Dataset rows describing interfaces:
..........
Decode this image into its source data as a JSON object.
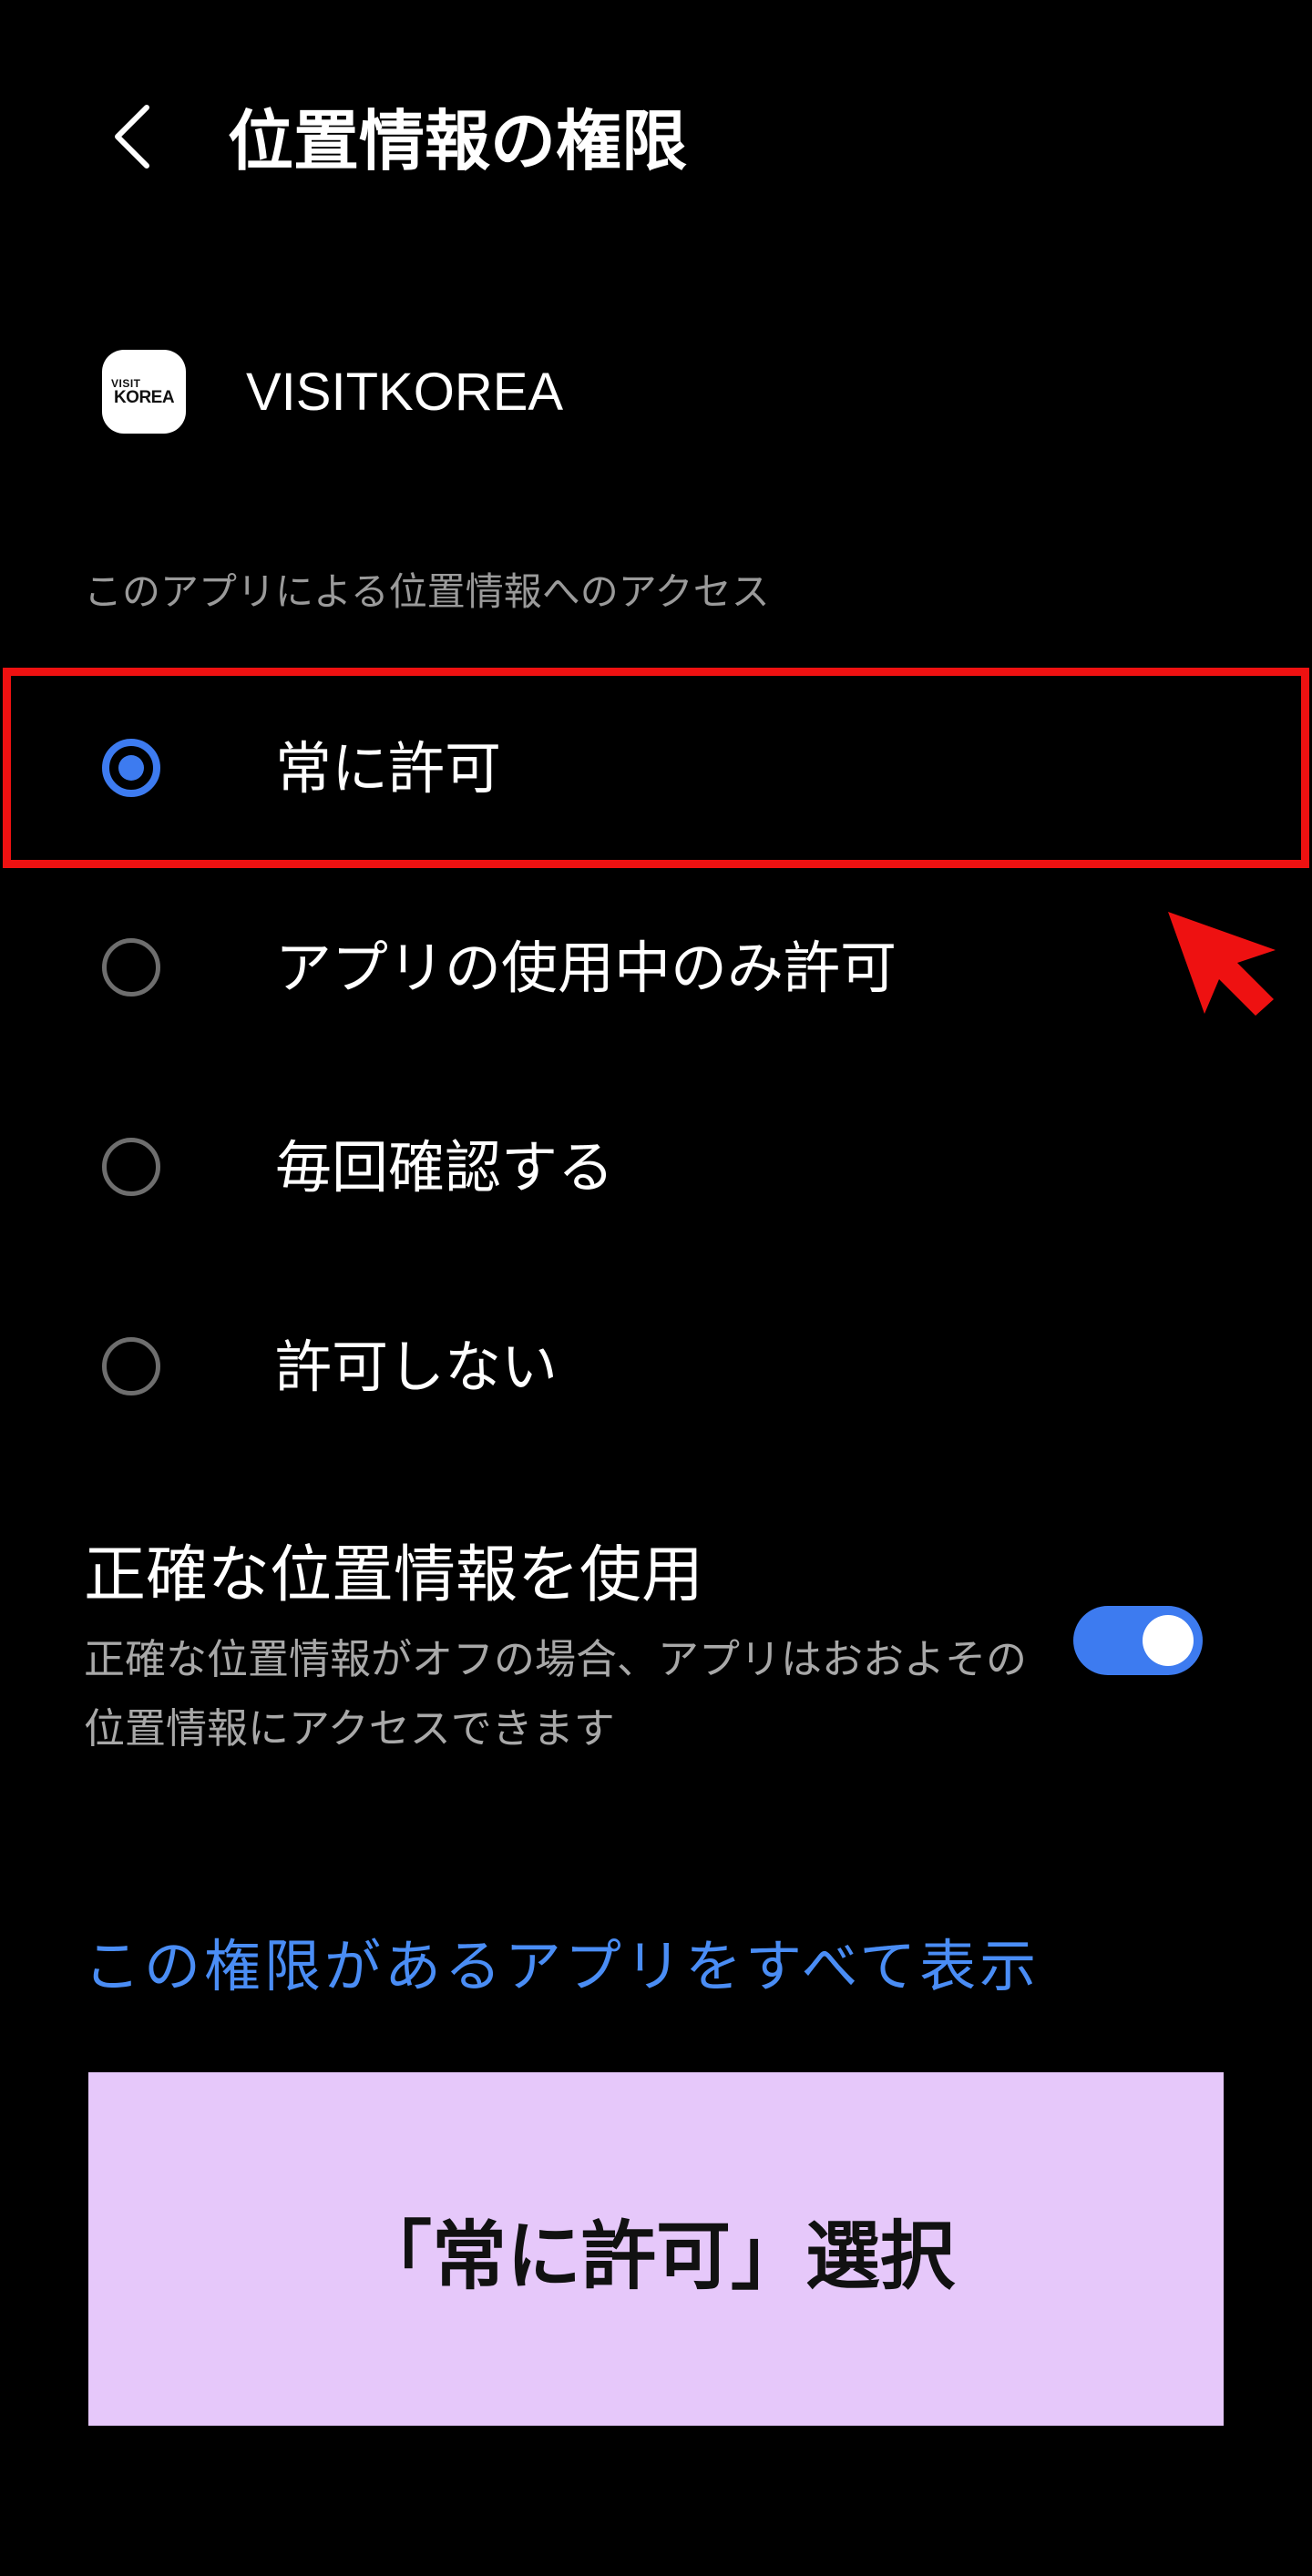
{
  "header": {
    "title": "位置情報の権限",
    "back_icon": "chevron-left-icon"
  },
  "app": {
    "icon_line1": "VISIT",
    "icon_line2": "KOREA",
    "name": "VISITKOREA"
  },
  "section_label": "このアプリによる位置情報へのアクセス",
  "options": [
    {
      "label": "常に許可",
      "selected": true
    },
    {
      "label": "アプリの使用中のみ許可",
      "selected": false
    },
    {
      "label": "毎回確認する",
      "selected": false
    },
    {
      "label": "許可しない",
      "selected": false
    }
  ],
  "precise_location": {
    "title": "正確な位置情報を使用",
    "description": "正確な位置情報がオフの場合、アプリはおおよその位置情報にアクセスできます",
    "enabled": true
  },
  "show_all_link": "この権限があるアプリをすべて表示",
  "caption": "「常に許可」選択",
  "colors": {
    "accent": "#3d7bf0",
    "link": "#4a8df5",
    "highlight": "#ee1111",
    "caption_bg": "#e6c8fa",
    "background": "#000000"
  }
}
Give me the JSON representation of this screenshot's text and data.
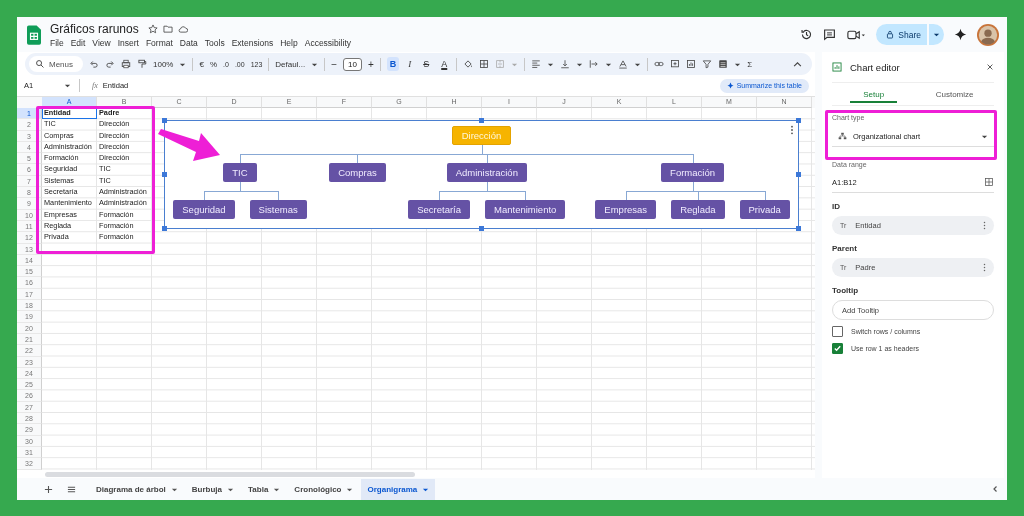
{
  "document": {
    "title": "Gráficos rarunos"
  },
  "menu": [
    "File",
    "Edit",
    "View",
    "Insert",
    "Format",
    "Data",
    "Tools",
    "Extensions",
    "Help",
    "Accessibility"
  ],
  "header": {
    "share_label": "Share"
  },
  "toolbar": {
    "search_label": "Menus",
    "zoom": "100%",
    "currency": "€",
    "percent": "%",
    "decrease_decimals": ".0",
    "increase_decimals": ".00",
    "number_format": "123",
    "font": "Defaul...",
    "font_minus": "−",
    "font_size": "10",
    "font_plus": "+",
    "bold": {
      "label": "B",
      "on": true
    },
    "italic": "I",
    "strikethrough": "S",
    "text_color": "A",
    "functions": "Σ"
  },
  "formula_bar": {
    "cell_ref": "A1",
    "fx": "fx",
    "content": "Entidad"
  },
  "summarize_button": "Summarize this table",
  "sheet": {
    "columns": [
      {
        "label": "A",
        "selected": true
      },
      {
        "label": "B",
        "selected": false
      },
      {
        "label": "C",
        "selected": false
      },
      {
        "label": "D",
        "selected": false
      },
      {
        "label": "E",
        "selected": false
      },
      {
        "label": "F",
        "selected": false
      },
      {
        "label": "G",
        "selected": false
      },
      {
        "label": "H",
        "selected": false
      },
      {
        "label": "I",
        "selected": false
      },
      {
        "label": "J",
        "selected": false
      },
      {
        "label": "K",
        "selected": false
      },
      {
        "label": "L",
        "selected": false
      },
      {
        "label": "M",
        "selected": false
      },
      {
        "label": "N",
        "selected": false
      }
    ],
    "rows": [
      {
        "number": "1",
        "selected": true,
        "cells": [
          "Entidad",
          "Padre"
        ]
      },
      {
        "number": "2",
        "selected": false,
        "cells": [
          "TIC",
          "Dirección"
        ]
      },
      {
        "number": "3",
        "selected": false,
        "cells": [
          "Compras",
          "Dirección"
        ]
      },
      {
        "number": "4",
        "selected": false,
        "cells": [
          "Administración",
          "Dirección"
        ]
      },
      {
        "number": "5",
        "selected": false,
        "cells": [
          "Formación",
          "Dirección"
        ]
      },
      {
        "number": "6",
        "selected": false,
        "cells": [
          "Seguridad",
          "TIC"
        ]
      },
      {
        "number": "7",
        "selected": false,
        "cells": [
          "Sistemas",
          "TIC"
        ]
      },
      {
        "number": "8",
        "selected": false,
        "cells": [
          "Secretaría",
          "Administración"
        ]
      },
      {
        "number": "9",
        "selected": false,
        "cells": [
          "Mantenimiento",
          "Administración"
        ]
      },
      {
        "number": "10",
        "selected": false,
        "cells": [
          "Empresas",
          "Formación"
        ]
      },
      {
        "number": "11",
        "selected": false,
        "cells": [
          "Reglada",
          "Formación"
        ]
      },
      {
        "number": "12",
        "selected": false,
        "cells": [
          "Privada",
          "Formación"
        ]
      },
      {
        "number": "13",
        "selected": false
      },
      {
        "number": "14",
        "selected": false
      },
      {
        "number": "15",
        "selected": false
      },
      {
        "number": "16",
        "selected": false
      },
      {
        "number": "17",
        "selected": false
      },
      {
        "number": "18",
        "selected": false
      },
      {
        "number": "19",
        "selected": false
      },
      {
        "number": "20",
        "selected": false
      },
      {
        "number": "21",
        "selected": false
      },
      {
        "number": "22",
        "selected": false
      },
      {
        "number": "23",
        "selected": false
      },
      {
        "number": "24",
        "selected": false
      },
      {
        "number": "25",
        "selected": false
      },
      {
        "number": "26",
        "selected": false
      },
      {
        "number": "27",
        "selected": false
      },
      {
        "number": "28",
        "selected": false
      },
      {
        "number": "29",
        "selected": false
      },
      {
        "number": "30",
        "selected": false
      },
      {
        "number": "31",
        "selected": false
      },
      {
        "number": "32",
        "selected": false
      }
    ]
  },
  "chart": {
    "org_chart": {
      "label": "Dirección",
      "selected": true,
      "children": [
        {
          "label": "TIC",
          "selected": false,
          "children": [
            {
              "label": "Seguridad",
              "selected": false
            },
            {
              "label": "Sistemas",
              "selected": false
            }
          ]
        },
        {
          "label": "Compras",
          "selected": false
        },
        {
          "label": "Administración",
          "selected": false,
          "children": [
            {
              "label": "Secretaría",
              "selected": false
            },
            {
              "label": "Mantenimiento",
              "selected": false
            }
          ]
        },
        {
          "label": "Formación",
          "selected": false,
          "children": [
            {
              "label": "Empresas",
              "selected": false
            },
            {
              "label": "Reglada",
              "selected": false
            },
            {
              "label": "Privada",
              "selected": false
            }
          ]
        }
      ]
    }
  },
  "editor": {
    "title": "Chart editor",
    "tabs": [
      {
        "label": "Setup",
        "selected": true
      },
      {
        "label": "Customize",
        "selected": false
      }
    ],
    "chart_type_label": "Chart type",
    "chart_type": "Organizational chart",
    "data_range_label": "Data range",
    "data_range": "A1:B12",
    "fields": [
      {
        "label": "ID",
        "type_icon": "Tr",
        "value": "Entidad"
      },
      {
        "label": "Parent",
        "type_icon": "Tr",
        "value": "Padre"
      }
    ],
    "tooltip": {
      "label": "Tooltip",
      "placeholder": "Add Tooltip"
    },
    "options": [
      {
        "label": "Switch rows / columns",
        "checked": false
      },
      {
        "label": "Use row 1 as headers",
        "checked": true
      }
    ]
  },
  "sheet_tabs": [
    {
      "label": "Diagrama de árbol",
      "selected": false
    },
    {
      "label": "Burbuja",
      "selected": false
    },
    {
      "label": "Tabla",
      "selected": false
    },
    {
      "label": "Cronológico",
      "selected": false
    },
    {
      "label": "Organigrama",
      "selected": true
    }
  ]
}
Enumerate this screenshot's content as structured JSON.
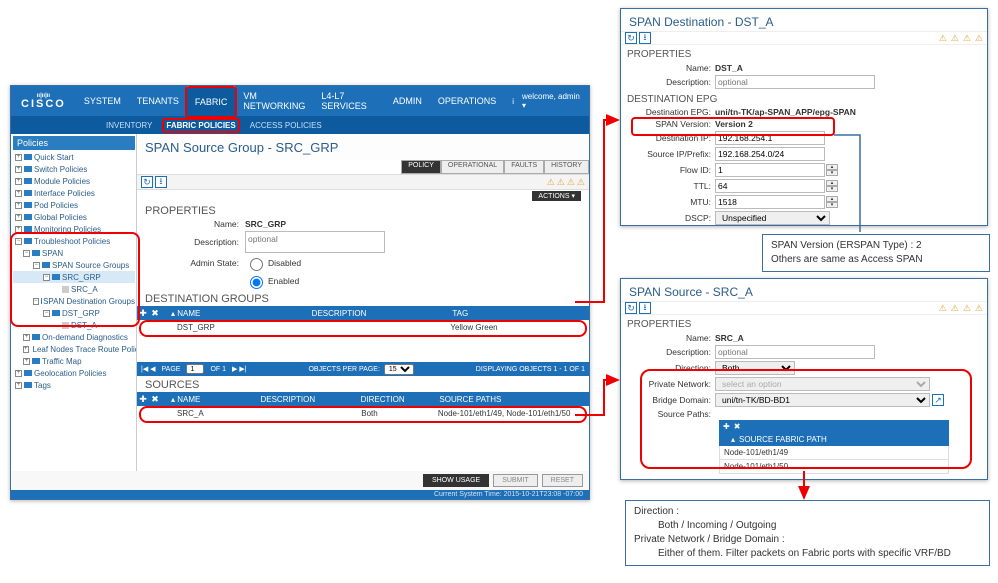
{
  "apic": {
    "logo_bars": "ıı|ıı|ıı",
    "logo_text": "CISCO",
    "top_tabs": [
      "SYSTEM",
      "TENANTS",
      "FABRIC",
      "VM NETWORKING",
      "L4-L7 SERVICES",
      "ADMIN",
      "OPERATIONS"
    ],
    "top_tabs_active": 2,
    "welcome": "welcome, admin ▾",
    "sub_tabs": [
      "INVENTORY",
      "FABRIC POLICIES",
      "ACCESS POLICIES"
    ],
    "sub_tabs_active": 1,
    "tree_header": "Policies",
    "tree": [
      {
        "lvl": 0,
        "exp": "+",
        "label": "Quick Start"
      },
      {
        "lvl": 0,
        "exp": "+",
        "label": "Switch Policies"
      },
      {
        "lvl": 0,
        "exp": "+",
        "label": "Module Policies"
      },
      {
        "lvl": 0,
        "exp": "+",
        "label": "Interface Policies"
      },
      {
        "lvl": 0,
        "exp": "+",
        "label": "Pod Policies"
      },
      {
        "lvl": 0,
        "exp": "+",
        "label": "Global Policies"
      },
      {
        "lvl": 0,
        "exp": "+",
        "label": "Monitoring Policies"
      },
      {
        "lvl": 0,
        "exp": "−",
        "label": "Troubleshoot Policies"
      },
      {
        "lvl": 1,
        "exp": "−",
        "label": "SPAN"
      },
      {
        "lvl": 2,
        "exp": "−",
        "label": "SPAN Source Groups"
      },
      {
        "lvl": 3,
        "exp": "−",
        "label": "SRC_GRP",
        "sel": true
      },
      {
        "lvl": 4,
        "exp": "",
        "label": "SRC_A",
        "leaf": true
      },
      {
        "lvl": 2,
        "exp": "−",
        "label": "SPAN Destination Groups"
      },
      {
        "lvl": 3,
        "exp": "−",
        "label": "DST_GRP"
      },
      {
        "lvl": 4,
        "exp": "",
        "label": "DST_A",
        "leaf": true
      },
      {
        "lvl": 1,
        "exp": "+",
        "label": "On-demand Diagnostics"
      },
      {
        "lvl": 1,
        "exp": "+",
        "label": "Leaf Nodes Trace Route Policy"
      },
      {
        "lvl": 1,
        "exp": "+",
        "label": "Traffic Map"
      },
      {
        "lvl": 0,
        "exp": "+",
        "label": "Geolocation Policies"
      },
      {
        "lvl": 0,
        "exp": "+",
        "label": "Tags"
      }
    ],
    "main_title": "SPAN Source Group - SRC_GRP",
    "tabs2": [
      "POLICY",
      "OPERATIONAL",
      "FAULTS",
      "HISTORY"
    ],
    "tabs2_active": 0,
    "actions_label": "ACTIONS ▾",
    "props_head": "PROPERTIES",
    "props": {
      "name_label": "Name:",
      "name_value": "SRC_GRP",
      "desc_label": "Description:",
      "desc_placeholder": "optional",
      "admin_label": "Admin State:",
      "disabled_label": "Disabled",
      "enabled_label": "Enabled"
    },
    "dest_head": "DESTINATION GROUPS",
    "dest_cols": [
      "NAME",
      "DESCRIPTION",
      "TAG"
    ],
    "dest_row": {
      "name": "DST_GRP",
      "desc": "",
      "tag": "Yellow Green"
    },
    "pager": {
      "page_label": "PAGE",
      "page_num": "1",
      "of_label": "OF 1",
      "opp_label": "OBJECTS PER PAGE:",
      "opp_value": "15",
      "display": "DISPLAYING OBJECTS 1 - 1 OF 1"
    },
    "src_head": "SOURCES",
    "src_cols": [
      "NAME",
      "DESCRIPTION",
      "DIRECTION",
      "SOURCE PATHS"
    ],
    "src_row": {
      "name": "SRC_A",
      "desc": "",
      "direction": "Both",
      "paths": "Node-101/eth1/49, Node-101/eth1/50"
    },
    "btn_show_usage": "SHOW USAGE",
    "btn_submit": "SUBMIT",
    "btn_reset": "RESET",
    "status_time": "Current System Time: 2015-10-21T23:08 -07:00"
  },
  "pop1": {
    "title": "SPAN Destination - DST_A",
    "props_head": "PROPERTIES",
    "name_label": "Name:",
    "name_value": "DST_A",
    "desc_label": "Description:",
    "desc_placeholder": "optional",
    "epg_head": "DESTINATION EPG",
    "dest_epg_label": "Destination EPG:",
    "dest_epg_value": "uni/tn-TK/ap-SPAN_APP/epg-SPAN",
    "span_ver_label": "SPAN Version:",
    "span_ver_value": "Version 2",
    "dest_ip_label": "Destination IP:",
    "dest_ip_value": "192.168.254.1",
    "src_ip_label": "Source IP/Prefix:",
    "src_ip_value": "192.168.254.0/24",
    "flow_label": "Flow ID:",
    "flow_value": "1",
    "ttl_label": "TTL:",
    "ttl_value": "64",
    "mtu_label": "MTU:",
    "mtu_value": "1518",
    "dscp_label": "DSCP:",
    "dscp_value": "Unspecified"
  },
  "pop2": {
    "title": "SPAN Source - SRC_A",
    "props_head": "PROPERTIES",
    "name_label": "Name:",
    "name_value": "SRC_A",
    "desc_label": "Description:",
    "desc_placeholder": "optional",
    "dir_label": "Direction:",
    "dir_value": "Both",
    "pn_label": "Private Network:",
    "pn_placeholder": "select an option",
    "bd_label": "Bridge Domain:",
    "bd_value": "uni/tn-TK/BD-BD1",
    "sp_label": "Source Paths:",
    "sp_head": "SOURCE FABRIC PATH",
    "sp_rows": [
      "Node-101/eth1/49",
      "Node-101/eth1/50"
    ]
  },
  "call1_line1": "SPAN Version (ERSPAN Type) : 2",
  "call1_line2": "Others are same as Access SPAN",
  "call2_line1": "Direction :",
  "call2_line2": "Both / Incoming / Outgoing",
  "call2_line3": "Private Network / Bridge Domain :",
  "call2_line4": "Either of them. Filter packets on Fabric ports with specific VRF/BD",
  "icons": {
    "refresh": "↻",
    "download": "⭳",
    "plus": "✚",
    "minus": "✖",
    "info": "i",
    "warn": "⚠",
    "up": "▲",
    "down": "▼",
    "tri_up": "▴",
    "tri_dn": "▾",
    "go": "↗"
  }
}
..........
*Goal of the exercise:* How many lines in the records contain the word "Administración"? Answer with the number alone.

*Your solution:* 4